**Action item**: Every record must be copied exactly, except that pictures are dropped.

[Interface dataset entries]
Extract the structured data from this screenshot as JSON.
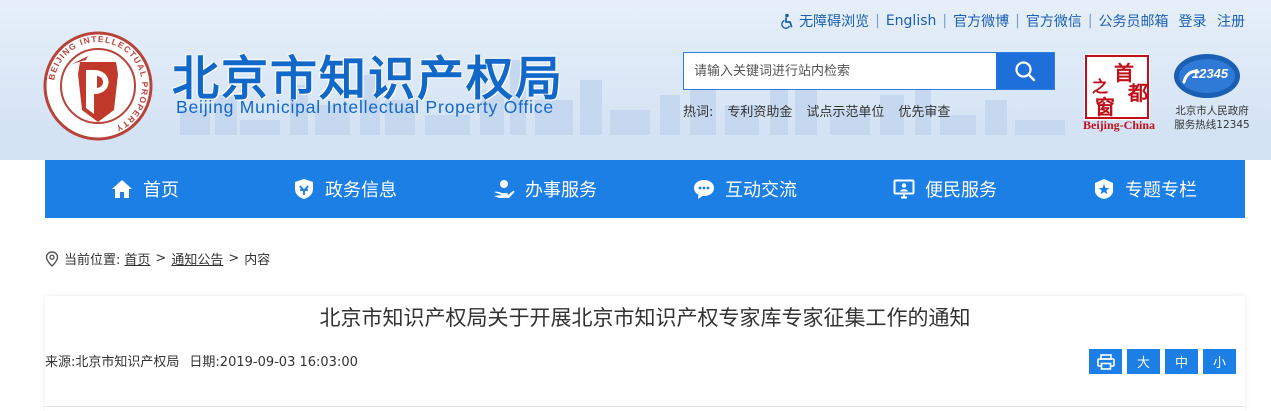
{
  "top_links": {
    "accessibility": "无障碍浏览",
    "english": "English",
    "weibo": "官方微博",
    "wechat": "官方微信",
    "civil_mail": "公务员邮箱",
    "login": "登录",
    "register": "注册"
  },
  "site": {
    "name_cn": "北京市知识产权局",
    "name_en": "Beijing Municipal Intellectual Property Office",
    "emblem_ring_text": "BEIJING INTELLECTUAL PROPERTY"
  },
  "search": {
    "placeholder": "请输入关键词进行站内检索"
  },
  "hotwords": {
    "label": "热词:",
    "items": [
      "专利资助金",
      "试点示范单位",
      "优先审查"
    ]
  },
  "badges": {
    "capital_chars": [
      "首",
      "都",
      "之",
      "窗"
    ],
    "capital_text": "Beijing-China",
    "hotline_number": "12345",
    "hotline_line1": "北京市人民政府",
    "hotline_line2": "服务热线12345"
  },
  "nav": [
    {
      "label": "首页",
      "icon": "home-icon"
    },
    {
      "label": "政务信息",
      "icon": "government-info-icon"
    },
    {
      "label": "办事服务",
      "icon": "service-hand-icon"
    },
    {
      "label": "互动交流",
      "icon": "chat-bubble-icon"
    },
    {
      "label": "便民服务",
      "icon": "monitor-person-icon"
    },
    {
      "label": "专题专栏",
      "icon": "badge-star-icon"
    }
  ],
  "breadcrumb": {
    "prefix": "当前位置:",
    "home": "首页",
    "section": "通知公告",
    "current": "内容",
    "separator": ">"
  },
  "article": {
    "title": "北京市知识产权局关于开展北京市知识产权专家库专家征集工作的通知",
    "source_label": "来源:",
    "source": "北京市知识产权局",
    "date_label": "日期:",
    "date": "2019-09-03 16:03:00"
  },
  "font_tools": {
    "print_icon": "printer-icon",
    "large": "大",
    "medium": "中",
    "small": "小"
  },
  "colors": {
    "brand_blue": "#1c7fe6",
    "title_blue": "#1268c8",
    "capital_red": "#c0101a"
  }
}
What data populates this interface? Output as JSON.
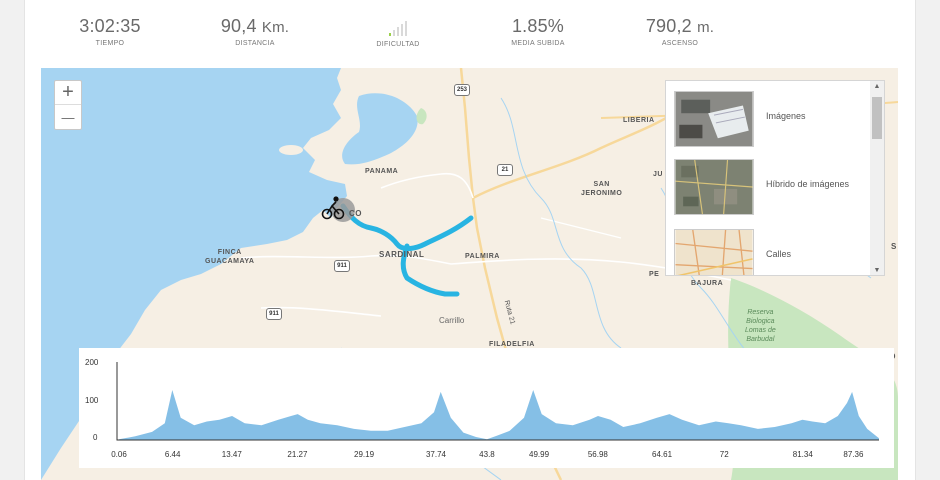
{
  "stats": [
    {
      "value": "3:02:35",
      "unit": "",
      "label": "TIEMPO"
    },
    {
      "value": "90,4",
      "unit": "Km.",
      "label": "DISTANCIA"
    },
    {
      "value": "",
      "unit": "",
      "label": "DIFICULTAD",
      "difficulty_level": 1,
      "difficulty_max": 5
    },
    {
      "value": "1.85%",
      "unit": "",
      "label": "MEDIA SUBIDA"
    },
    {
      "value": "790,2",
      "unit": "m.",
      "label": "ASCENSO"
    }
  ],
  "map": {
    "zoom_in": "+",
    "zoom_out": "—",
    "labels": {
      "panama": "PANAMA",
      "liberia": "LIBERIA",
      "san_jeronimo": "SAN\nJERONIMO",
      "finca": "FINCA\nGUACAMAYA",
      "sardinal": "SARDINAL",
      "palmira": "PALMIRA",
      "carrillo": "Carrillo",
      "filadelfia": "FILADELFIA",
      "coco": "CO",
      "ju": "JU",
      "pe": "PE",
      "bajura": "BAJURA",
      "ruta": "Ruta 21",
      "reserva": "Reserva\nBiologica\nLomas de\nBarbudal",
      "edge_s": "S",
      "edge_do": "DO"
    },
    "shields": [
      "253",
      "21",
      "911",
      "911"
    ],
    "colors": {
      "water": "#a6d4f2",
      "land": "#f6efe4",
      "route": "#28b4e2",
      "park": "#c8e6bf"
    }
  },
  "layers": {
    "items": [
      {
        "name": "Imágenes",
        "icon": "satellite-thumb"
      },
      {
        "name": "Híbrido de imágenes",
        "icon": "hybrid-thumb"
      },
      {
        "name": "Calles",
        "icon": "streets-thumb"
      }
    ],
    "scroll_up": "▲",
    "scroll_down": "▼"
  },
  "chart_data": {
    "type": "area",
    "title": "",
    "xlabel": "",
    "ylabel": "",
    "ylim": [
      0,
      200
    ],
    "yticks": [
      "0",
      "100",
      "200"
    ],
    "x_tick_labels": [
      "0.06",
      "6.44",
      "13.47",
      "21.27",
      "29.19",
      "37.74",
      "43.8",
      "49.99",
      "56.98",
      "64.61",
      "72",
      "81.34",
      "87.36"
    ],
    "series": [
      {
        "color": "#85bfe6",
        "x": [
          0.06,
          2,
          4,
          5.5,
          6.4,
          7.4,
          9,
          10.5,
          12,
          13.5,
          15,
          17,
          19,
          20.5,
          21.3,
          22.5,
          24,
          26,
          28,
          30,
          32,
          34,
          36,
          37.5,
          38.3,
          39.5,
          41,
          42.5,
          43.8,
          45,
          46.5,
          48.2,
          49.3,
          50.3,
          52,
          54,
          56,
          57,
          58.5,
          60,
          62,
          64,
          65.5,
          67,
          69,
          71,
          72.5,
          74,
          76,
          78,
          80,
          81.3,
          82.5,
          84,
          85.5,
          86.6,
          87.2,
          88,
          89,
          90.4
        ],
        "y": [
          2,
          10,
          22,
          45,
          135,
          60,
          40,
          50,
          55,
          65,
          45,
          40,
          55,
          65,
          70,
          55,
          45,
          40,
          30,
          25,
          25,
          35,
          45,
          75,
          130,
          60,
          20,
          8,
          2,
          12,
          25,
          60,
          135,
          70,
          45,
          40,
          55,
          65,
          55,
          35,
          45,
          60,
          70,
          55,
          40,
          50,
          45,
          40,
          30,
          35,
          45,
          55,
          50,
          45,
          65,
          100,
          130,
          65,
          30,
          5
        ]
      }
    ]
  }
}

**Result of this exercise**:
Extract the structured data from this screenshot as JSON.
{
  "top_links": {
    "accessibility": "无障碍浏览",
    "english": "English",
    "weibo": "官方微博",
    "wechat": "官方微信",
    "civil_mail": "公务员邮箱",
    "login": "登录",
    "register": "注册"
  },
  "site": {
    "name_cn": "北京市知识产权局",
    "name_en": "Beijing Municipal Intellectual Property Office",
    "emblem_ring_text": "BEIJING INTELLECTUAL PROPERTY"
  },
  "search": {
    "placeholder": "请输入关键词进行站内检索"
  },
  "hotwords": {
    "label": "热词:",
    "items": [
      "专利资助金",
      "试点示范单位",
      "优先审查"
    ]
  },
  "badges": {
    "capital_chars": [
      "首",
      "都",
      "之",
      "窗"
    ],
    "capital_text": "Beijing-China",
    "hotline_number": "12345",
    "hotline_line1": "北京市人民政府",
    "hotline_line2": "服务热线12345"
  },
  "nav": [
    {
      "label": "首页",
      "icon": "home-icon"
    },
    {
      "label": "政务信息",
      "icon": "government-info-icon"
    },
    {
      "label": "办事服务",
      "icon": "service-hand-icon"
    },
    {
      "label": "互动交流",
      "icon": "chat-bubble-icon"
    },
    {
      "label": "便民服务",
      "icon": "monitor-person-icon"
    },
    {
      "label": "专题专栏",
      "icon": "badge-star-icon"
    }
  ],
  "breadcrumb": {
    "prefix": "当前位置:",
    "home": "首页",
    "section": "通知公告",
    "current": "内容",
    "separator": ">"
  },
  "article": {
    "title": "北京市知识产权局关于开展北京市知识产权专家库专家征集工作的通知",
    "source_label": "来源:",
    "source": "北京市知识产权局",
    "date_label": "日期:",
    "date": "2019-09-03 16:03:00"
  },
  "font_tools": {
    "print_icon": "printer-icon",
    "large": "大",
    "medium": "中",
    "small": "小"
  },
  "colors": {
    "brand_blue": "#1c7fe6",
    "title_blue": "#1268c8",
    "capital_red": "#c0101a"
  }
}
What data populates this interface? Output as JSON.
{
  "stats": [
    {
      "value": "3:02:35",
      "unit": "",
      "label": "TIEMPO"
    },
    {
      "value": "90,4",
      "unit": "Km.",
      "label": "DISTANCIA"
    },
    {
      "value": "",
      "unit": "",
      "label": "DIFICULTAD",
      "difficulty_level": 1,
      "difficulty_max": 5
    },
    {
      "value": "1.85%",
      "unit": "",
      "label": "MEDIA SUBIDA"
    },
    {
      "value": "790,2",
      "unit": "m.",
      "label": "ASCENSO"
    }
  ],
  "map": {
    "zoom_in": "+",
    "zoom_out": "—",
    "labels": {
      "panama": "PANAMA",
      "liberia": "LIBERIA",
      "san_jeronimo": "SAN\nJERONIMO",
      "finca": "FINCA\nGUACAMAYA",
      "sardinal": "SARDINAL",
      "palmira": "PALMIRA",
      "carrillo": "Carrillo",
      "filadelfia": "FILADELFIA",
      "coco": "CO",
      "ju": "JU",
      "pe": "PE",
      "bajura": "BAJURA",
      "ruta": "Ruta 21",
      "reserva": "Reserva\nBiologica\nLomas de\nBarbudal",
      "edge_s": "S",
      "edge_do": "DO"
    },
    "shields": [
      "253",
      "21",
      "911",
      "911"
    ],
    "colors": {
      "water": "#a6d4f2",
      "land": "#f6efe4",
      "route": "#28b4e2",
      "park": "#c8e6bf"
    }
  },
  "layers": {
    "items": [
      {
        "name": "Imágenes",
        "icon": "satellite-thumb"
      },
      {
        "name": "Híbrido de imágenes",
        "icon": "hybrid-thumb"
      },
      {
        "name": "Calles",
        "icon": "streets-thumb"
      }
    ],
    "scroll_up": "▲",
    "scroll_down": "▼"
  },
  "chart_data": {
    "type": "area",
    "title": "",
    "xlabel": "",
    "ylabel": "",
    "ylim": [
      0,
      200
    ],
    "yticks": [
      "0",
      "100",
      "200"
    ],
    "x_tick_labels": [
      "0.06",
      "6.44",
      "13.47",
      "21.27",
      "29.19",
      "37.74",
      "43.8",
      "49.99",
      "56.98",
      "64.61",
      "72",
      "81.34",
      "87.36"
    ],
    "series": [
      {
        "color": "#85bfe6",
        "x": [
          0.06,
          2,
          4,
          5.5,
          6.4,
          7.4,
          9,
          10.5,
          12,
          13.5,
          15,
          17,
          19,
          20.5,
          21.3,
          22.5,
          24,
          26,
          28,
          30,
          32,
          34,
          36,
          37.5,
          38.3,
          39.5,
          41,
          42.5,
          43.8,
          45,
          46.5,
          48.2,
          49.3,
          50.3,
          52,
          54,
          56,
          57,
          58.5,
          60,
          62,
          64,
          65.5,
          67,
          69,
          71,
          72.5,
          74,
          76,
          78,
          80,
          81.3,
          82.5,
          84,
          85.5,
          86.6,
          87.2,
          88,
          89,
          90.4
        ],
        "y": [
          2,
          10,
          22,
          45,
          135,
          60,
          40,
          50,
          55,
          65,
          45,
          40,
          55,
          65,
          70,
          55,
          45,
          40,
          30,
          25,
          25,
          35,
          45,
          75,
          130,
          60,
          20,
          8,
          2,
          12,
          25,
          60,
          135,
          70,
          45,
          40,
          55,
          65,
          55,
          35,
          45,
          60,
          70,
          55,
          40,
          50,
          45,
          40,
          30,
          35,
          45,
          55,
          50,
          45,
          65,
          100,
          130,
          65,
          30,
          5
        ]
      }
    ]
  }
}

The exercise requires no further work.